Wilfrid Emmet and Jane Emmet de Glehn are fellow artists and regular travel companions of Sargent’s.
Despite the impression of spontaneity conveyed by The Fountain, Sargent was regularly sidelined by rain as he painted. Since he needed his buddies to pose for multiple shots, he spread its completion out across several days.
9. Le verre de porto (A Dinner Table at Night)
Sargent painted a full-length portrait of Edith Vickers in Sussex in 1884.
This sketch of Edith and her husband Albert in their dining room is one of many casual pictures he made during his time in the country.
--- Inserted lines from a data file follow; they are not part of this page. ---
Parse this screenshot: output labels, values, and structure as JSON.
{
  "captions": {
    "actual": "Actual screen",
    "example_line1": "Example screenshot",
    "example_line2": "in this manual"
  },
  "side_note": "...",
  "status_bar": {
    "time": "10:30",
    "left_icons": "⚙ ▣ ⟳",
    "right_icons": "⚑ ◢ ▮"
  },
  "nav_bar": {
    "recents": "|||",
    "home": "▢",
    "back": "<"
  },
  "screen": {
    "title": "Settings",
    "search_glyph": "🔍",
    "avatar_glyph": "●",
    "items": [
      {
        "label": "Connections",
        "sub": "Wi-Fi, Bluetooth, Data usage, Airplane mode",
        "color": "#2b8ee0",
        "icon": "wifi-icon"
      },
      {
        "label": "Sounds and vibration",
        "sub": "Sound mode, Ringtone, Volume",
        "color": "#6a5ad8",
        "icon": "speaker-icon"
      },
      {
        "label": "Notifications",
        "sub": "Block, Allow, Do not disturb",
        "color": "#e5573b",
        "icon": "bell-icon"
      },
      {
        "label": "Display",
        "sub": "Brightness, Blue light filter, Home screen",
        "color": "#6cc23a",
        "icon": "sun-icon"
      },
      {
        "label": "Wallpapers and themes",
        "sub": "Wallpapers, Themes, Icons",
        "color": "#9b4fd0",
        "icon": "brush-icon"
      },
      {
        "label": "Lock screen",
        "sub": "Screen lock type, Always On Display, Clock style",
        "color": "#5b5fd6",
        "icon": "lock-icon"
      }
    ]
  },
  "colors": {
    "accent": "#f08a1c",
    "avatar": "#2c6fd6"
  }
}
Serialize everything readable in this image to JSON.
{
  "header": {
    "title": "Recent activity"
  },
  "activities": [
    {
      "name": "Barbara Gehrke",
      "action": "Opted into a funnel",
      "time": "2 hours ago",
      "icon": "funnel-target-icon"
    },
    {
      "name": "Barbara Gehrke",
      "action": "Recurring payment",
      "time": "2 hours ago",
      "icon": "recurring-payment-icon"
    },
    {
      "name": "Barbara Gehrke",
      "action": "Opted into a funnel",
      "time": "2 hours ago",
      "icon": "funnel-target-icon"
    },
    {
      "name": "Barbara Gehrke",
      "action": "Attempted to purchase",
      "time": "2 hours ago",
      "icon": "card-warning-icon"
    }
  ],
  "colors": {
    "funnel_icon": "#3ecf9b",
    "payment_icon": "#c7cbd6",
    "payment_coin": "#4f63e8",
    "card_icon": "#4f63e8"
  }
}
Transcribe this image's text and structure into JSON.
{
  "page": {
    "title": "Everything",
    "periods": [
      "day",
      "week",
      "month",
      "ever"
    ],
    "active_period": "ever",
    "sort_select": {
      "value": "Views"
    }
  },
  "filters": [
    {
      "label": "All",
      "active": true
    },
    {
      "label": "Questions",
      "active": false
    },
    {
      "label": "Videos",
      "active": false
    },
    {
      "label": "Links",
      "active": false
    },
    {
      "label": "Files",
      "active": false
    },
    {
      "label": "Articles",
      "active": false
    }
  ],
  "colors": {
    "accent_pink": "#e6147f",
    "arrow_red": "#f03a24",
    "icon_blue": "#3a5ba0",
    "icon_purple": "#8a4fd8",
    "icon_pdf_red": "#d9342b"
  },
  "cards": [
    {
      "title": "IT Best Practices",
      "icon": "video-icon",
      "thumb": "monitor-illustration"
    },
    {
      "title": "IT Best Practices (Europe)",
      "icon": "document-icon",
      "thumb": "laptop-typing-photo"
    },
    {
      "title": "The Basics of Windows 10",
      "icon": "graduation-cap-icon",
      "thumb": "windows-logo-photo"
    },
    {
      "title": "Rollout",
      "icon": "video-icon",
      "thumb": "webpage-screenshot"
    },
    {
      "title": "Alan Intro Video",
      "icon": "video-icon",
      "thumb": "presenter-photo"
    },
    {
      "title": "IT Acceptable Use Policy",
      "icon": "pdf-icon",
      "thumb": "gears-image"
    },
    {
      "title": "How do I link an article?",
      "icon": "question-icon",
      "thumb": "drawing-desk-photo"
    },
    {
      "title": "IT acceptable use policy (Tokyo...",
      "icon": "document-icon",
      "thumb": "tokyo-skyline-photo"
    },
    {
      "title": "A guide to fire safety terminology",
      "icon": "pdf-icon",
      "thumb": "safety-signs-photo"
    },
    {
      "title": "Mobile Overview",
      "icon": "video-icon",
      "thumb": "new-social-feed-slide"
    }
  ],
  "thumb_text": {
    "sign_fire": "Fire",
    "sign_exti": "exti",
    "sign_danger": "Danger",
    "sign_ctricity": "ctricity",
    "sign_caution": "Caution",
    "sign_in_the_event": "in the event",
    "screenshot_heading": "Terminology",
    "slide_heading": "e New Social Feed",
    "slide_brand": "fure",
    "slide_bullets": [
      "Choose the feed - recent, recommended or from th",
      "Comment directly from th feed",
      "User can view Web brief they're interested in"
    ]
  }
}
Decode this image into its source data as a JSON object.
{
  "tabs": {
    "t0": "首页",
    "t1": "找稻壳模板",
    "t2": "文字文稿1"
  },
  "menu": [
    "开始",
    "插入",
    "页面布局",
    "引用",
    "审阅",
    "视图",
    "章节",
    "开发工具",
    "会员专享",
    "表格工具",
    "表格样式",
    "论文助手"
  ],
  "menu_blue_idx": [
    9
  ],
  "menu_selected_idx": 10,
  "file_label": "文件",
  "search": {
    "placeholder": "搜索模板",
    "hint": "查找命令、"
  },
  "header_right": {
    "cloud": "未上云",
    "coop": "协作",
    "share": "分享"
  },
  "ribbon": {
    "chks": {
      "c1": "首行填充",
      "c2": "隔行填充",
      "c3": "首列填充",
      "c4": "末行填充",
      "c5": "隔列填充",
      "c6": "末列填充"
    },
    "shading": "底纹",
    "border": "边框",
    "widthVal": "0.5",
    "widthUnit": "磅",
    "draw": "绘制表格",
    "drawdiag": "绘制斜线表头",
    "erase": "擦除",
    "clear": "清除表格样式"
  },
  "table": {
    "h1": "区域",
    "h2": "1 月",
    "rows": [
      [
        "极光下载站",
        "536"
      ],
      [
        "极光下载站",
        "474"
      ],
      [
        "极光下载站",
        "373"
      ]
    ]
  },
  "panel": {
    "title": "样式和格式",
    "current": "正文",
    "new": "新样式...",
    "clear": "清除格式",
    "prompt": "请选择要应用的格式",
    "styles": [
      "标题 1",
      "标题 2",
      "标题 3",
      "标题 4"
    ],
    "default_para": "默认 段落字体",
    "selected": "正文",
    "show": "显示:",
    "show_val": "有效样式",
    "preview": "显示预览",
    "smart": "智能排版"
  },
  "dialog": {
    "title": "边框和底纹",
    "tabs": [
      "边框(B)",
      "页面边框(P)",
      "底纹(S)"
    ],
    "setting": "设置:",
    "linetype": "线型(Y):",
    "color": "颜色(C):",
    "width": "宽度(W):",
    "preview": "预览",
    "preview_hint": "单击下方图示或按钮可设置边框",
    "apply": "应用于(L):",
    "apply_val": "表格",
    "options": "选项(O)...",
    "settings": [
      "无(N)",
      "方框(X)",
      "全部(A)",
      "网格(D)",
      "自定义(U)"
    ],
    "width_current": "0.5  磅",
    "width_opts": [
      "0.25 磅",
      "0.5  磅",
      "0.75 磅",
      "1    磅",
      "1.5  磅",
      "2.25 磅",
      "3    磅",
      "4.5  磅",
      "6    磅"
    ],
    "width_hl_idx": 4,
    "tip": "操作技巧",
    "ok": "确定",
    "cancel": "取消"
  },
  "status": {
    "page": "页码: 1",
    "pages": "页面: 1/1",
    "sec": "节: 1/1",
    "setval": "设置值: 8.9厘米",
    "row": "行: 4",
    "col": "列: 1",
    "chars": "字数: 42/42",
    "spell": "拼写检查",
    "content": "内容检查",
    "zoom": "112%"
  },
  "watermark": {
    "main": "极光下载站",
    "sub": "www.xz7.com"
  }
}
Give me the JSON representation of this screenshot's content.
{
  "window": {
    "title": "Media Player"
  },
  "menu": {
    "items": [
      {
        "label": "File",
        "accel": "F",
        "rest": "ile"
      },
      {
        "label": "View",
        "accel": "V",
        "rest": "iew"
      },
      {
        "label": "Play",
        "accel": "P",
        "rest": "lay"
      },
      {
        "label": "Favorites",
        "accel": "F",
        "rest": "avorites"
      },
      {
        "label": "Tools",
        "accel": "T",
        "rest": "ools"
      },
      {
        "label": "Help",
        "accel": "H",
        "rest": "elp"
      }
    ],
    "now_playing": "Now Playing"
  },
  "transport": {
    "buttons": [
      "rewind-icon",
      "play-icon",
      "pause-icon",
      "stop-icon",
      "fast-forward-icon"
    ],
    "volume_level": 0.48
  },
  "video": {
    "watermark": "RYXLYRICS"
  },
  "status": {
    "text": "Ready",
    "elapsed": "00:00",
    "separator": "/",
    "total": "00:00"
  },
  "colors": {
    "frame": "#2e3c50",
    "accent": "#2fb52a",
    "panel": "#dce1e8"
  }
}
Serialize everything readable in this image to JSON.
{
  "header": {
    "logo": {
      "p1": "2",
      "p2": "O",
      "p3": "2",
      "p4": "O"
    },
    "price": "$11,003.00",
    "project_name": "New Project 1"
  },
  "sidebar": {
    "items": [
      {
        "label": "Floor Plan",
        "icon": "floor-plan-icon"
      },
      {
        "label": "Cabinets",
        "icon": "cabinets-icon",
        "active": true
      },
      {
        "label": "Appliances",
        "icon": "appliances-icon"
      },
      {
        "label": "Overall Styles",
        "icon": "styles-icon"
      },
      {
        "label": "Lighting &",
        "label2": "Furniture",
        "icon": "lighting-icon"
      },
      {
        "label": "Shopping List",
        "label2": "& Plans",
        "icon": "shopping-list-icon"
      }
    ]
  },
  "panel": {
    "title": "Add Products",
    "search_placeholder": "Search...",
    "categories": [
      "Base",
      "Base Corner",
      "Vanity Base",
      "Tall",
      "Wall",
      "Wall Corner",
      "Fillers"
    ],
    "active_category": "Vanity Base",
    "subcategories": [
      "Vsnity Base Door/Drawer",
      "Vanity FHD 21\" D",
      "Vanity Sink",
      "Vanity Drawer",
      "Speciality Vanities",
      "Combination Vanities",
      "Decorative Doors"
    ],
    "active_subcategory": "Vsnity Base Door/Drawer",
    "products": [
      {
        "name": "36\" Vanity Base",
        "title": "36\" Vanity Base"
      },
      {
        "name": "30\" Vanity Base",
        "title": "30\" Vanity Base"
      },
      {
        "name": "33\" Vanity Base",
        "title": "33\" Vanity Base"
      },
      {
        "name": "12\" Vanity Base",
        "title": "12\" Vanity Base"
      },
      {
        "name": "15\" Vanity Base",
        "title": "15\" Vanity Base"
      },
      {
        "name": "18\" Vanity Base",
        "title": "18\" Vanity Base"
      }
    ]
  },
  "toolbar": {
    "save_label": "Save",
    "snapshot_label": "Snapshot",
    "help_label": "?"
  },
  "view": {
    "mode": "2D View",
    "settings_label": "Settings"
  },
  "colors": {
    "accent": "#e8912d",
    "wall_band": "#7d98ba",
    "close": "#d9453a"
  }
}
It’s meant to look natural, as like it happened by chance instead of being carefully crafted.
Sagrent’s piece combines the Impressionist style with the casual portraiture of a conversation piece.
Mrs. Vickers, who occupies the painting’s focal point, stares out at the viewer intently as she rests her hand on a glass of claret and Mr. Vickers, who crosses his legs and smokes an after-dinner cigar, gives the scenario an air of relaxed informality.
10. Portrait of Theodore Roosevelt
Sargent painted this portrait of Theodore Roosevelt in 1903. He was commissioned to paint Roosevelt’s portrait by architect Charles McKim, who was in charge of extensive renovations to the White House at the time.
In trying to find a well-lit spot to paint, Roosevelt’s patience was put to the strain. Sargent acknowledged the lack of available floor area on the primary floor. When they reached the top of the stairwell, Roosevelt told Sargent that he didn’t think the artist had grasped his intentions.
According to Sargent, Roosevelt clearly did not know how to strike a position for a photograph. When Roosevelt reached the landing, he turned around, put his palm on the newel, and said, “Don’t I!” Sargent recognized an opening and gave the President strict orders not to change his position: this would be the sittings’ permanent setting.
The president was delighted with the final work, despite the Sargent’s later remark that Roosevelt would only sit for very short periods of time.